Floor six opens out onto a roof deck that sits atop the old Ferdinand building. The deck offers a wide view of the city and the current design features benches, plantings, and a wood-floored open terrace.
Some of the spaces on floors two and six are designated as multi-purpose rooms that could be used by community groups seeking meeting or conference space.
There was no further discussion at this meeting about the “Skylab” proposal presented at an earlier meeting June 28. Skylab is envisioned as a multi-purpose educational enterprise that would need rooms for lectures and conferences and could include a “fabrication lab” for hands-on science and technology projects for all ages. Skylab proponents hope to secure space in the municipal building, ideally with access to the roof deck for events and student gatherings.
The current floor plan for the sixth floor includes spaces labeled “shared BPS collaborative space” and “shared public/BPS meeting room,” but there have been no answers yet about how or if outside entities could use or lease any of the space. Attendees at the June meeting requested clarification on this, and BPS official Carleton Jones has promised to be at the July 26 meeting with a newly-defined process for allocating the space.
Only a handful of adult community members attended the design meeting, but about 15 teenagers were ushered in by Kai Grant, a task force member and Skylab proponent who leads a program called Diamond Girls that works to foster self-esteem in teen girls. As part of a civic engagement project, Grant said, the girls attend public meetings in their communities.
The young people posed a few questions of their own to the city officials and architects.
One asked how this building will benefit the community of Roxbury 20 or 30 years down the line.
Joe Mulligan of Property and Construction Management responded that the reason Mayor Menino decided to move BPS to Roxbury was to locate the school headquarters close to the highest concentration of students and families. Anderson added that with more than 500 office and retail employees in the building, there could be future job possibilities for Roxbury residents.
“Will tutoring for struggling students be offered in this building?” asked another girl.
Anderson said she saw no reason such services couldn’t be facilitated by BPS or related groups in the meeting and multimedia rooms. She added that while the city is responsible for constructing the building, their “client,” BPS, will have a say in what types of services might be offered to students and families.

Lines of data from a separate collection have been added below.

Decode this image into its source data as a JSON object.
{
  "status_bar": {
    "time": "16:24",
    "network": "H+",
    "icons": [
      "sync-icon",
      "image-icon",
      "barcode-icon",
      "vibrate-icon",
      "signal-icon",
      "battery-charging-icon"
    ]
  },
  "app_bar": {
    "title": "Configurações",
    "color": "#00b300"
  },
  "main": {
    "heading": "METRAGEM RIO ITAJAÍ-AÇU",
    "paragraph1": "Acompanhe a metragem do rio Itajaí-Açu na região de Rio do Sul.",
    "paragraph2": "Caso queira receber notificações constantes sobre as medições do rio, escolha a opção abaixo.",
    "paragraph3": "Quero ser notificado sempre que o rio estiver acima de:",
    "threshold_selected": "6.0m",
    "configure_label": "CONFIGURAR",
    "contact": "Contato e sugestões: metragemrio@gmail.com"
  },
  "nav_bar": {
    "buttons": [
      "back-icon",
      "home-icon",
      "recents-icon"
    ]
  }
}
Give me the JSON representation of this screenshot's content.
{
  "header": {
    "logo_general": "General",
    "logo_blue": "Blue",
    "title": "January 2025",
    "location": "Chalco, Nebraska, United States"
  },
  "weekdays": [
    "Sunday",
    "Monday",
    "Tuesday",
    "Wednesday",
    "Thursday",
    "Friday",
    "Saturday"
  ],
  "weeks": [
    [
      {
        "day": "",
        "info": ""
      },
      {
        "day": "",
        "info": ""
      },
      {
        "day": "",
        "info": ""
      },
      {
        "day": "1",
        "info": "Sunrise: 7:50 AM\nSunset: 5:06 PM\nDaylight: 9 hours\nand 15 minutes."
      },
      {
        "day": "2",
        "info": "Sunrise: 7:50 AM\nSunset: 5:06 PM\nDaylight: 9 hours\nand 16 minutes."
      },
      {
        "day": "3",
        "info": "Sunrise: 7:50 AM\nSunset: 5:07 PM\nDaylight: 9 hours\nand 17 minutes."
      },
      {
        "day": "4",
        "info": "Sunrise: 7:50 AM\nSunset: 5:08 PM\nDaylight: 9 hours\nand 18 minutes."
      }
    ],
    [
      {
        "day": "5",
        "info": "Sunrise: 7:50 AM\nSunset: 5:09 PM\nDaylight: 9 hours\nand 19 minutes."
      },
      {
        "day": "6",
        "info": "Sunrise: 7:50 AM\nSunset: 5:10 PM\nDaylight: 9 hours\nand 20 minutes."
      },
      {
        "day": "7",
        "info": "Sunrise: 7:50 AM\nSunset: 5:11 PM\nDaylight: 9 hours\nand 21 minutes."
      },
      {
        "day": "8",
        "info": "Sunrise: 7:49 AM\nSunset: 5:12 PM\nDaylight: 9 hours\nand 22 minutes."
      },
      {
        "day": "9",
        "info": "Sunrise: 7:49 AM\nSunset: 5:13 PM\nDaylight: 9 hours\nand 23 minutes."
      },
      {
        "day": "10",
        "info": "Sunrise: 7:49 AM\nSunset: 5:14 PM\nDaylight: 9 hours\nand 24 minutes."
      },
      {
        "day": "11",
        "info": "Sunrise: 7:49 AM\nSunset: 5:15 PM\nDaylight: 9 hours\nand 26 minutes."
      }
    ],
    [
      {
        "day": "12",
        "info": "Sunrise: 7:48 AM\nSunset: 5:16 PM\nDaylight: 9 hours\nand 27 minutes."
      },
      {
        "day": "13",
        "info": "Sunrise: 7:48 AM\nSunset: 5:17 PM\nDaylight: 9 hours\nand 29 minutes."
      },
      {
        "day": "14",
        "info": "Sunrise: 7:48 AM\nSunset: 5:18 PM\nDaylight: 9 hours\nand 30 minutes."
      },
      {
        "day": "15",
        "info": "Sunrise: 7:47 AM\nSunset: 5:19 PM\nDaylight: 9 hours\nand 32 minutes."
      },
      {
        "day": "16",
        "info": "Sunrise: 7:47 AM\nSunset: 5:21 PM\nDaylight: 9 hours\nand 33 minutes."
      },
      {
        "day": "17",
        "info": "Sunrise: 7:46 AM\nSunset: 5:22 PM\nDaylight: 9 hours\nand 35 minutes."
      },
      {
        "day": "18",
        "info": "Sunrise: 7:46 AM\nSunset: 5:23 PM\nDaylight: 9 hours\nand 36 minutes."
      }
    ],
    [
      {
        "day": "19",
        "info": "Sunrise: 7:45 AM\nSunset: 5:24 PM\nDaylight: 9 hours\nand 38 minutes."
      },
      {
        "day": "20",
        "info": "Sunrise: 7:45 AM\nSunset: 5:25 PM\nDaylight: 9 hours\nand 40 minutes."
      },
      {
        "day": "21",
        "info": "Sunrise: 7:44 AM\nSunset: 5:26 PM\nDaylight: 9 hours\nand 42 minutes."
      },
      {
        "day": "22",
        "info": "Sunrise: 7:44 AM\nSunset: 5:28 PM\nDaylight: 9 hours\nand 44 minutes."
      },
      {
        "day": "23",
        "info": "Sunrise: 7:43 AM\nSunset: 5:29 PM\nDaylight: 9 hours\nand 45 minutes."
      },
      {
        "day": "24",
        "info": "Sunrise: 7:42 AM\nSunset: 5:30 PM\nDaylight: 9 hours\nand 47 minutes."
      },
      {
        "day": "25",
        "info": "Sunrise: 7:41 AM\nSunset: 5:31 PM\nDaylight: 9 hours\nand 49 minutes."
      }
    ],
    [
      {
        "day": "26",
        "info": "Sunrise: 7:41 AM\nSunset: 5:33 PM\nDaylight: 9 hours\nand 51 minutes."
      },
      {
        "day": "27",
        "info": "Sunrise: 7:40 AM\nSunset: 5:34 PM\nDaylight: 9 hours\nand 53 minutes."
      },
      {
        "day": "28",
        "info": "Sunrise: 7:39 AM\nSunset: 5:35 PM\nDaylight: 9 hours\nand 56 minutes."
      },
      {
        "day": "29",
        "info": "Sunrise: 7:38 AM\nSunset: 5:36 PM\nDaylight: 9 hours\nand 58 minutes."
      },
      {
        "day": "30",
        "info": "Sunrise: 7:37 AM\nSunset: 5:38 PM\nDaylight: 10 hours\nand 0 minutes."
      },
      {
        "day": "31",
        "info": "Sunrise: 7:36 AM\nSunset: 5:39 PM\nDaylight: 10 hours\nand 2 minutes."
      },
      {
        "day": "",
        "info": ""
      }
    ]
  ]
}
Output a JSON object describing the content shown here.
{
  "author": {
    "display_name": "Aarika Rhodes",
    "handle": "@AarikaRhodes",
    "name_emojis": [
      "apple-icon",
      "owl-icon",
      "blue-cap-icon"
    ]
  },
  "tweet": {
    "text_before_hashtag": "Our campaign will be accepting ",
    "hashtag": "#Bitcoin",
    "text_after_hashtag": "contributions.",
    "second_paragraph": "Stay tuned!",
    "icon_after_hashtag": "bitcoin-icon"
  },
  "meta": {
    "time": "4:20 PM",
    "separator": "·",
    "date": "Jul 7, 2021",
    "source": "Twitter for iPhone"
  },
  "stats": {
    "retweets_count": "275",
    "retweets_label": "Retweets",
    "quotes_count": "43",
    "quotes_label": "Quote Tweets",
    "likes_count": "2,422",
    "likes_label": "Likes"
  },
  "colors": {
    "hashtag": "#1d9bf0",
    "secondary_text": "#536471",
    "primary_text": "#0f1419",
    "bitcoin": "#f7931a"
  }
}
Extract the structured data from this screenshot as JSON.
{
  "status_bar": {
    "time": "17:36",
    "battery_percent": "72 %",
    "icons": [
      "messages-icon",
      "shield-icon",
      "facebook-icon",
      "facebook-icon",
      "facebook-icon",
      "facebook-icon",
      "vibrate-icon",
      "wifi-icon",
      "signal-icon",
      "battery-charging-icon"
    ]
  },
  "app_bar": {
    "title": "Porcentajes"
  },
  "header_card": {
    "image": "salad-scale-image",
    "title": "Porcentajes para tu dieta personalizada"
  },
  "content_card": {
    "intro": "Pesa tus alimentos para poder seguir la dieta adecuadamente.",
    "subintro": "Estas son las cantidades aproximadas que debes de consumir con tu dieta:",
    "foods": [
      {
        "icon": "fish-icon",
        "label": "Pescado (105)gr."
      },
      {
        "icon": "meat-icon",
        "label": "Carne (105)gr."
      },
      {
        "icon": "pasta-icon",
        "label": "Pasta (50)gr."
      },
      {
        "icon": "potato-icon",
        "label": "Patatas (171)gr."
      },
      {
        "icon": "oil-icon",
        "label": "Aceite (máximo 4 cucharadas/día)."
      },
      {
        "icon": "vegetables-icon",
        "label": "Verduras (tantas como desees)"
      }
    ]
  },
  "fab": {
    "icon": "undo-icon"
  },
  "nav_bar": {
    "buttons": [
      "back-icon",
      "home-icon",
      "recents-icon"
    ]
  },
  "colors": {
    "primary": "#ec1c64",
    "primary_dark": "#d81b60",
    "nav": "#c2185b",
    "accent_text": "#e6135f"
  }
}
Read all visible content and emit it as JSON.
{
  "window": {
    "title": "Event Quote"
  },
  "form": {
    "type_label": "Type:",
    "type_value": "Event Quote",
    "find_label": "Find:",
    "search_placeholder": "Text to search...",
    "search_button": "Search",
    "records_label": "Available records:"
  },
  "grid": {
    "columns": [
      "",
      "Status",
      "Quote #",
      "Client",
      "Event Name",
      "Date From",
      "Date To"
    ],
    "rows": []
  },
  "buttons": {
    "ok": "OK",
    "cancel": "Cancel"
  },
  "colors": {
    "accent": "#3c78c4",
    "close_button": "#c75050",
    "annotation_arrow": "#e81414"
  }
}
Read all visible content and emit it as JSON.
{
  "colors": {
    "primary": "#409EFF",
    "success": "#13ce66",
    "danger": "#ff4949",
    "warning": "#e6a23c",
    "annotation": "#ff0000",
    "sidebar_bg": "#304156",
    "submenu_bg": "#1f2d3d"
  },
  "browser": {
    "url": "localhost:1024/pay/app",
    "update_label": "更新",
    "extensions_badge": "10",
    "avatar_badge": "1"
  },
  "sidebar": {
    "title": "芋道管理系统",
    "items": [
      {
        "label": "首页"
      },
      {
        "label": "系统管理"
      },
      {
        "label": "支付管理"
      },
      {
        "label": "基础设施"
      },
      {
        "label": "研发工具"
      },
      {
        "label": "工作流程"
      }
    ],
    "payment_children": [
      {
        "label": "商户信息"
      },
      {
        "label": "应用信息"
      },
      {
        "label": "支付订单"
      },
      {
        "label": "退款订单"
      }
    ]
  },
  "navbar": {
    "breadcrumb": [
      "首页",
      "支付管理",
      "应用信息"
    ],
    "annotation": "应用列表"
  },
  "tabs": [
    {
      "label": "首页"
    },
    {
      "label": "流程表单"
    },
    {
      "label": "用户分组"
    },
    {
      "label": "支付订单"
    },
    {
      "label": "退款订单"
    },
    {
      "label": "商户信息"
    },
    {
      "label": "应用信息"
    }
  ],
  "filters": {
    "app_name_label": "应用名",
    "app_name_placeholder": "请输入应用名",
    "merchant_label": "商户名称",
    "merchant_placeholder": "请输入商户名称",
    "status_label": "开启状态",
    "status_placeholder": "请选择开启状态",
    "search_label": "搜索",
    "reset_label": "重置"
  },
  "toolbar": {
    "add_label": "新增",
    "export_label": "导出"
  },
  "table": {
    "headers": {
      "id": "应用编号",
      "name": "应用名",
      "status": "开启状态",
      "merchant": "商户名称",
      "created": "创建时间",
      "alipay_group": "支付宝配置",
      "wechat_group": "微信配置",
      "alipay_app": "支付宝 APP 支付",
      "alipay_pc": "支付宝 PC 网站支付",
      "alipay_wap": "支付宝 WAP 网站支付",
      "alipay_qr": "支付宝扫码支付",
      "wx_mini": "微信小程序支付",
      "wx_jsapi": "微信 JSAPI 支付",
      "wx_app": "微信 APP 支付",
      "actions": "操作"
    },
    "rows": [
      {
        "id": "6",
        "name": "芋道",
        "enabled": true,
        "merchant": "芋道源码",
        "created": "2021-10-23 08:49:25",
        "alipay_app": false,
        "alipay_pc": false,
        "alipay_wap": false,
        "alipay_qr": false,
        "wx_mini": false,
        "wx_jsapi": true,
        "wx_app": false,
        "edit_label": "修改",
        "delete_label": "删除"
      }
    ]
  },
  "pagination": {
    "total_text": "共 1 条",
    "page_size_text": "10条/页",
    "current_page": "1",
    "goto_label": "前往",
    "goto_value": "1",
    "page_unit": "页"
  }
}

The next Dudley Vision Task Force meeting will be on July 26 at 6 p.m. at Central Boston Elder Services, 2315 Washington St. The proposed agenda includes project schedule updates and design comments.